If he chooses to be sexuality active, long-term I want him to enjoy those experiences without shame or fear. But if it turns out he’s straight, there’s a reasonable chance I’m going to ruin is early dating life by screaming “DON’T GET ANYONE PREGNANT!” every time he’s with a girl.
I want to tell him that he should have sex when he feels ready? But if he asks me, “Mum, how do I know when I’m ready?”, I don’t know what to say. I don’t even know if that’s my question to answer.
All of this to say, that it’s hard. Parenting means flying blind most of the time, especially when it comes to sex. I guess this blog post is my way of sending out a signal. Tell me, fellow parents, how do you feel about sex-educating your kids? Do you have fears, issues you feel ill-equipped to deal with? Do your emotions and the instinct to protect your young ever clash with your general belief system?

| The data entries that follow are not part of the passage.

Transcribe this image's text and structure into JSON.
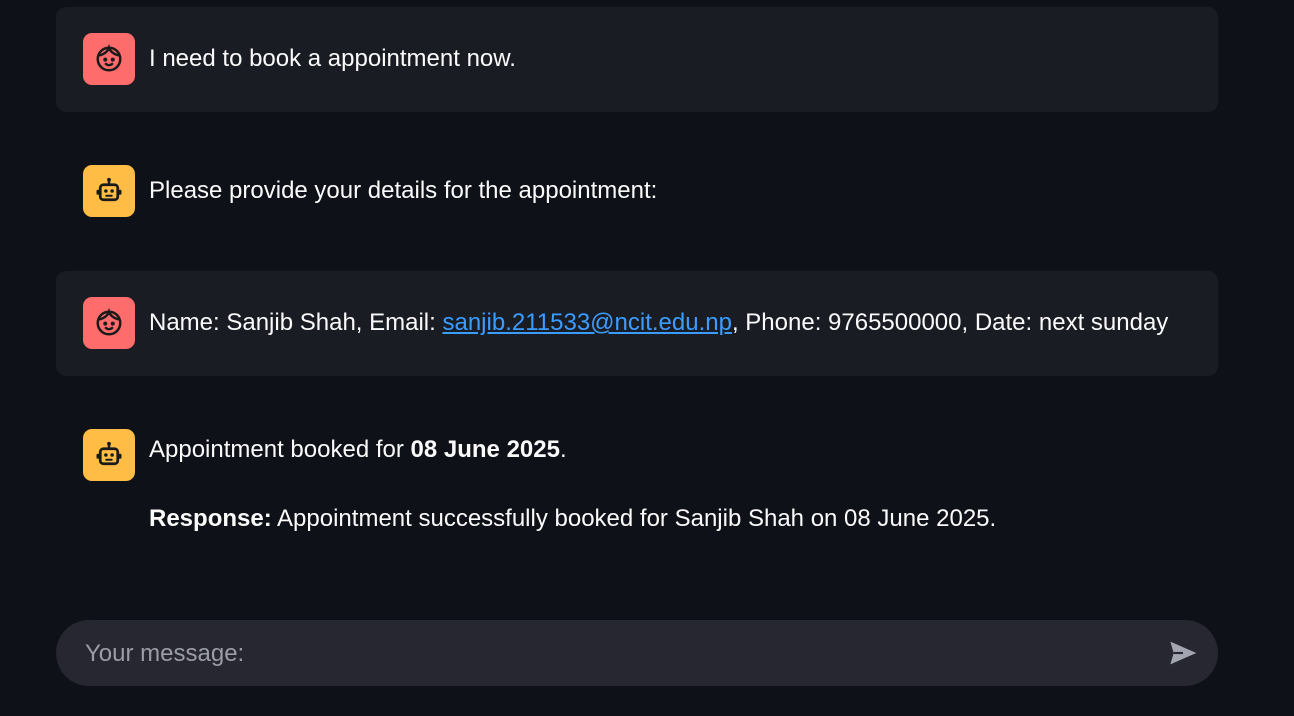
{
  "messages": [
    {
      "role": "user",
      "text": "I need to book a appointment now."
    },
    {
      "role": "assistant",
      "text": "Please provide your details for the appointment:"
    },
    {
      "role": "user",
      "name_prefix": "Name: Sanjib Shah, Email: ",
      "email": "sanjib.211533@ncit.edu.np",
      "suffix": ", Phone: 9765500000, Date: next sunday"
    },
    {
      "role": "assistant",
      "line1_prefix": "Appointment booked for ",
      "line1_bold": "08 June 2025",
      "line1_suffix": ".",
      "line2_bold": "Response:",
      "line2_text": " Appointment successfully booked for Sanjib Shah on 08 June 2025."
    }
  ],
  "input": {
    "placeholder": "Your message:",
    "value": ""
  },
  "icons": {
    "user_avatar": "smile-face-icon",
    "bot_avatar": "robot-icon",
    "send": "send-arrow-icon"
  },
  "colors": {
    "background": "#0e1117",
    "user_bubble": "#1a1c24",
    "user_avatar": "#ff6c6c",
    "bot_avatar": "#ffbd45",
    "link": "#3b9cff",
    "input_bg": "#262730"
  }
}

It’s sobering to realize how quick to judgement I can be. It can be far too easy to position myself as the enlightened sex expert in these situations. But while our boundaries may differ, Cathy Sanders is probably a loving, well-intentioned parent who found herself in a situation she probably didn’t know how to handle. I can sympathize with that, because I’ve been there…and I will be again.